Monday, October 12, 2015
June 29, 1940: Isolated Freedom
Letter from Annaiese Thieman of American Friends Service Committee to Opa
June 29, 1940
Mr. Thomas Doeppner,
Re: Ella Doeppner
My dear Mr. Doeppner:
We received your letter of June 3rd regarding your mother's immigration problems but also things have changed since that time to such a considerable extent we have not yet been in touch with the different addresses, because no transportation facilities are available at present and there is no saying as to when they may become available again.
I want to correct one misunderstanding and that is that a person who gives an affidavit for a prospective immigrant has not at all to be an American citizen. The question is merely one of financial responsibilities and if you have friends or relatives who came over a while ago but would financially be able to give an affidavit for your mother they certainly can do so. The American citizenship is important for preference quota and as soon as you would be an American citizen you could get your mother on first preference which only takes a few months - but I am afraid you are still too far away from that.
As to Holland we have not heard from our Center since the invasion but just the other day we heard from a so-called "Aryan" young girl who had married a Jewish man after the German laws were enforced that she so far has not been molested in Holland and hopes to be able to emigrate. We have no information about possibilities of transferring money from Holland to Germany but redoubt very much that it can be done.
We think that immigration possibilities from Germany to Palestine are nil at present but at a later date one perhaps could take up possibilities for transit stay for your mother at the Dominican Republic with Mr. George Warren of the International Migration Service of 122 East 22nd Street, New York City, New York. If you think that those friends whose addresses we have would be able to raise at least $2,000 for your mother it might not be quite impossible to get her into Santo Domingo temporarily - but all this unfortunately is rather theoretical at the present time. I hope to hear from you again if and when you have found information or suggestions.

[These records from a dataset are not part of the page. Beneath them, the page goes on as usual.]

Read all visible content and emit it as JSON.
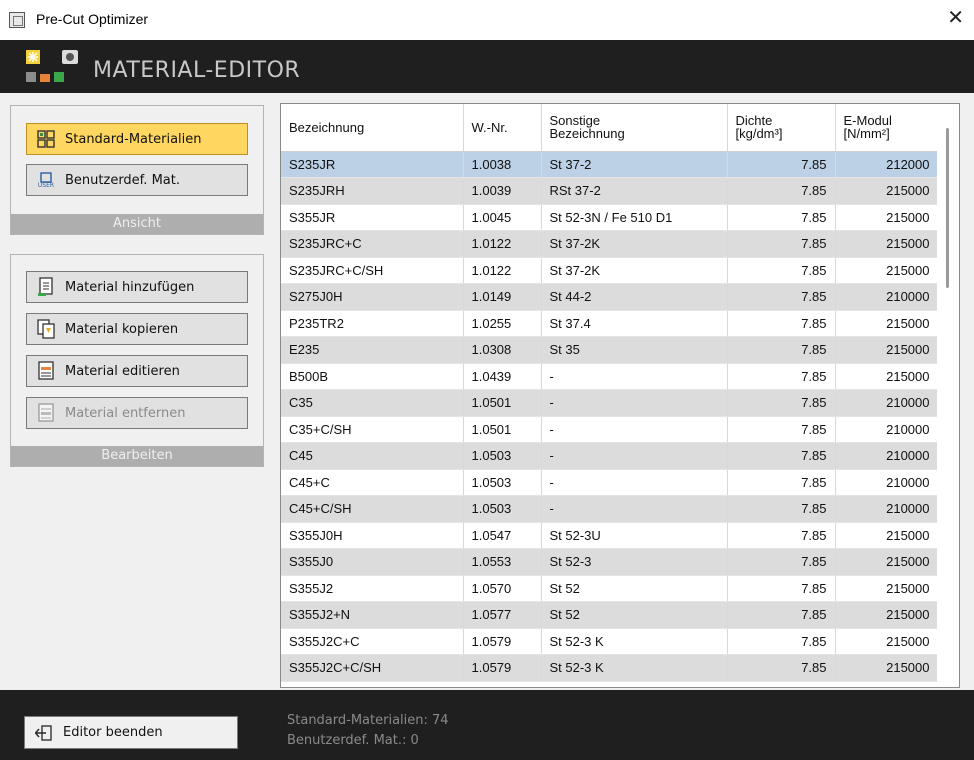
{
  "window": {
    "title": "Pre-Cut Optimizer",
    "close_glyph": "✕"
  },
  "header": {
    "title": "MATERIAL-EDITOR",
    "logo_icon": "material-editor-logo-icon"
  },
  "view_group": {
    "caption": "Ansicht",
    "buttons": [
      {
        "label": "Standard-Materialien",
        "icon": "grid-icon",
        "active": true
      },
      {
        "label": "Benutzerdef. Mat.",
        "icon": "user-icon",
        "icon_text": "USER",
        "active": false
      }
    ]
  },
  "edit_group": {
    "caption": "Bearbeiten",
    "buttons": [
      {
        "label": "Material hinzufügen",
        "icon": "add-document-icon",
        "enabled": true
      },
      {
        "label": "Material kopieren",
        "icon": "copy-document-icon",
        "enabled": true
      },
      {
        "label": "Material editieren",
        "icon": "edit-document-icon",
        "enabled": true
      },
      {
        "label": "Material entfernen",
        "icon": "remove-document-icon",
        "enabled": false
      }
    ]
  },
  "table": {
    "columns": [
      {
        "line1": "Bezeichnung",
        "line2": ""
      },
      {
        "line1": "W.-Nr.",
        "line2": ""
      },
      {
        "line1": "Sonstige",
        "line2": "Bezeichnung"
      },
      {
        "line1": "Dichte",
        "line2": "[kg/dm³]"
      },
      {
        "line1": "E-Modul",
        "line2": "[N/mm²]"
      }
    ],
    "selected_row": 0,
    "rows": [
      [
        "S235JR",
        "1.0038",
        "St 37-2",
        "7.85",
        "212000"
      ],
      [
        "S235JRH",
        "1.0039",
        "RSt 37-2",
        "7.85",
        "215000"
      ],
      [
        "S355JR",
        "1.0045",
        "St 52-3N / Fe 510 D1",
        "7.85",
        "215000"
      ],
      [
        "S235JRC+C",
        "1.0122",
        "St 37-2K",
        "7.85",
        "215000"
      ],
      [
        "S235JRC+C/SH",
        "1.0122",
        "St 37-2K",
        "7.85",
        "215000"
      ],
      [
        "S275J0H",
        "1.0149",
        "St 44-2",
        "7.85",
        "210000"
      ],
      [
        "P235TR2",
        "1.0255",
        "St 37.4",
        "7.85",
        "215000"
      ],
      [
        "E235",
        "1.0308",
        "St 35",
        "7.85",
        "215000"
      ],
      [
        "B500B",
        "1.0439",
        "-",
        "7.85",
        "215000"
      ],
      [
        "C35",
        "1.0501",
        "-",
        "7.85",
        "210000"
      ],
      [
        "C35+C/SH",
        "1.0501",
        "-",
        "7.85",
        "210000"
      ],
      [
        "C45",
        "1.0503",
        "-",
        "7.85",
        "210000"
      ],
      [
        "C45+C",
        "1.0503",
        "-",
        "7.85",
        "210000"
      ],
      [
        "C45+C/SH",
        "1.0503",
        "-",
        "7.85",
        "210000"
      ],
      [
        "S355J0H",
        "1.0547",
        "St 52-3U",
        "7.85",
        "215000"
      ],
      [
        "S355J0",
        "1.0553",
        "St 52-3",
        "7.85",
        "215000"
      ],
      [
        "S355J2",
        "1.0570",
        "St 52",
        "7.85",
        "215000"
      ],
      [
        "S355J2+N",
        "1.0577",
        "St 52",
        "7.85",
        "215000"
      ],
      [
        "S355J2C+C",
        "1.0579",
        "St 52-3 K",
        "7.85",
        "215000"
      ],
      [
        "S355J2C+C/SH",
        "1.0579",
        "St 52-3 K",
        "7.85",
        "215000"
      ]
    ]
  },
  "footer": {
    "exit_label": "Editor beenden",
    "exit_icon": "exit-icon",
    "status_standard": "Standard-Materialien: 74",
    "status_user": "Benutzerdef. Mat.: 0"
  },
  "colors": {
    "active_button": "#ffd760",
    "selected_row": "#bcd0e6",
    "header_bg": "#1f1f1f",
    "caption_bg": "#aeaeae"
  }
}
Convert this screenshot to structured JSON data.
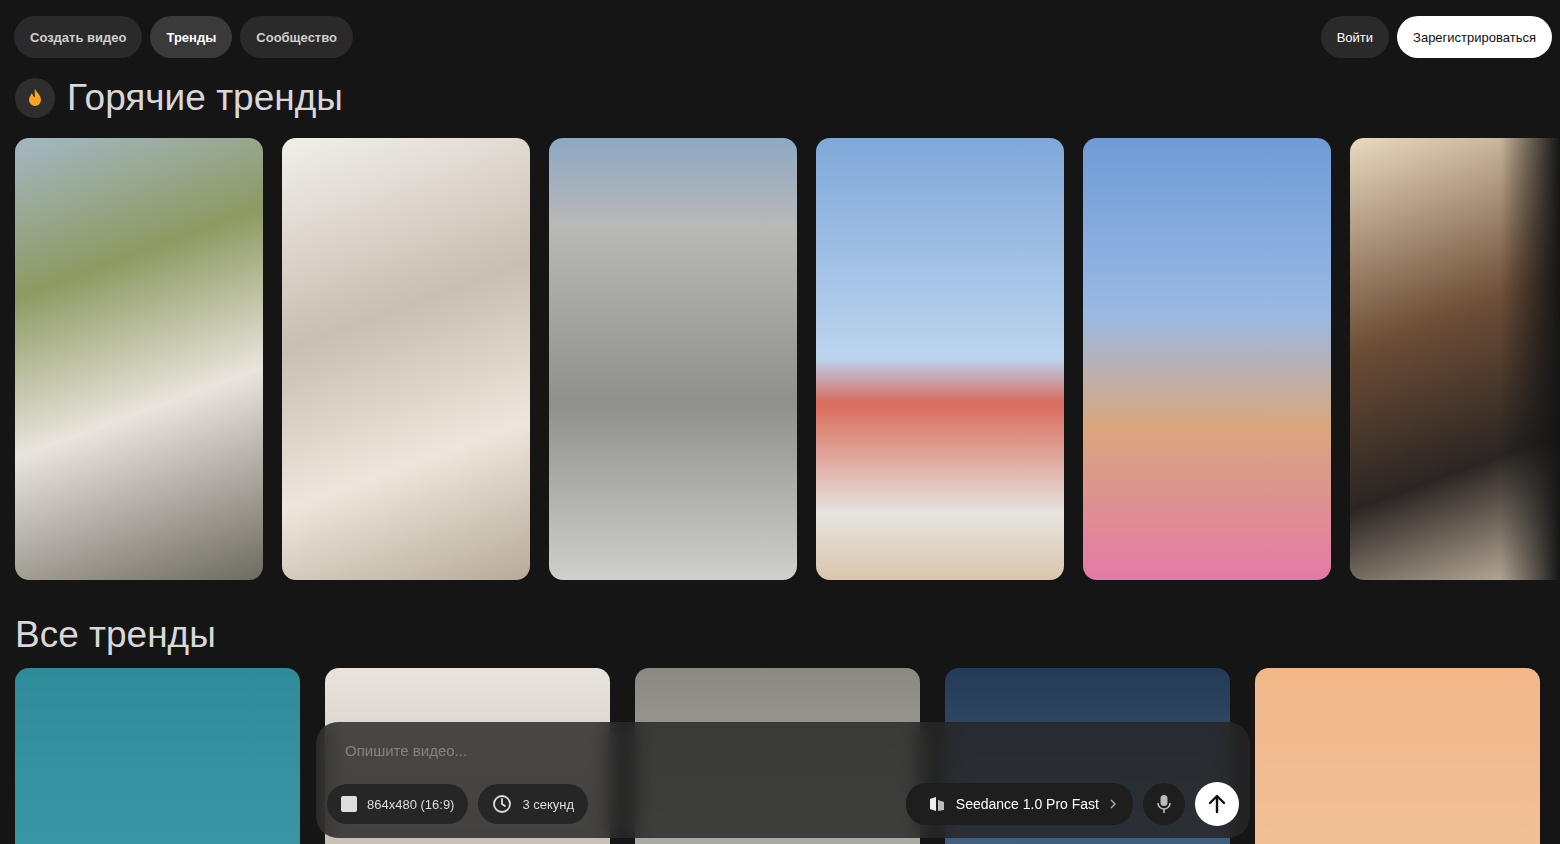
{
  "nav": {
    "tabs": [
      {
        "label": "Создать видео",
        "selected": false
      },
      {
        "label": "Тренды",
        "selected": true
      },
      {
        "label": "Сообщество",
        "selected": false
      }
    ],
    "login": "Войти",
    "register": "Зарегистрироваться"
  },
  "hot_trends": {
    "title": "Горячие тренды",
    "card_count": 6
  },
  "all_trends": {
    "title": "Все тренды",
    "card_count": 5
  },
  "prompt": {
    "placeholder": "Опишите видео...",
    "resolution": "864x480 (16:9)",
    "duration": "3 секунд",
    "model": "Seedance 1.0 Pro Fast"
  }
}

P.S. Since this letter was dictated your letter of June 26th arrived. I think you are right- it is a little early for your cousin's friend to prepare a affidavit of support for your mother, but it probably would be of quite some encouragement for her to know that somebody in this country is willing to send these papers.
I do not think that the people in McPherson who told you that the German quota is not even filled are right. According to the present status the German quota is filled for sex to seven years to come and even though a number of people at present may not be able to leave the immigration number of your mother would not be called that much sooner. If you would inquire at the American Consulate you no doubt would get the reply that your mother will have to wait for several years until her quota number is reached. I certainly would not suggest that you already try to prepare the necessary affidavit papers.
At present the passage possibilities from Europe to this country are very restricted. The American Export Line stops in Lisbon but neither Spain nor Portugal at the present time admit German Jewish refugees for transit stay. There is still the possibility of going via the Trans-Siberian Railroad but we do not recommend traveling that route in particular not is the traveller is an older person. Once a month a small boat leaves Petsuma, Finland, for New York City but that is sold out for months to come.
We feel pretty sure that until your mother's number will be called up the world situation would have changed again and there is nothing which we can do right now in regard to your mother's immigration.
This is the second letter like this that Opa has gotten. This letter is even more final with the last line reading: "there is nothing which we can do right now in regard to your mother's immigration."
When Anneliese starts talking about some temporary stay in the Dominican Republic, I knew she was stretching for ways. You can tell that the American Friends Service Committee have literally searched every route and loophole. They know the exit of one tiny boat from Finland, they even have the Siberian railroad as a not-so-good possibility. The thing that is keeping Ella stuck in Berlin: the quota system. She is years in line. Opa's false hope that perhaps the line was going by faster because people couldn't get the required affidavits gets squashed. Anneliese says that even if people aren't getting out, it still won't get Ella out sooner.
I do remember reading somewhere that the US actually didn't get their "quota" filled each year, and it was because of how impossible it was to get out of Europe and into the United States.
What do you do with a letter like this? What did Opa do? In his autobiography he mentions having to write his mother a letter when he finds out there is no hope of getting her out of Germany. Is this when he writes that letter? How on earth do you write a letter like that to your mother?! How infinitely frustrating it must have been for the AFSC folks and for Opa. They were powerless. They fought in every way they knew how and yet they were rendered useless by a number.
I think about Opa in a small town in Kansas, cushioned from the war by thousands of miles of dirt and oblivious people. He was as safe as he possibly could be. Yet, how could he feel good? How could he feel the tips of his freedom if he knew that every other member of his family were in caged fear of the Nazis? And how frustrating that his freedom meant nothing, it could not be shared or transferred, he gained no power in it. It was an isolated freedom.
All he could do was the next day's work. He had to live his freedom that no one else in his family had. He had to keep trying so that just in case the realm of possibilities opened even an inch- he might be ready.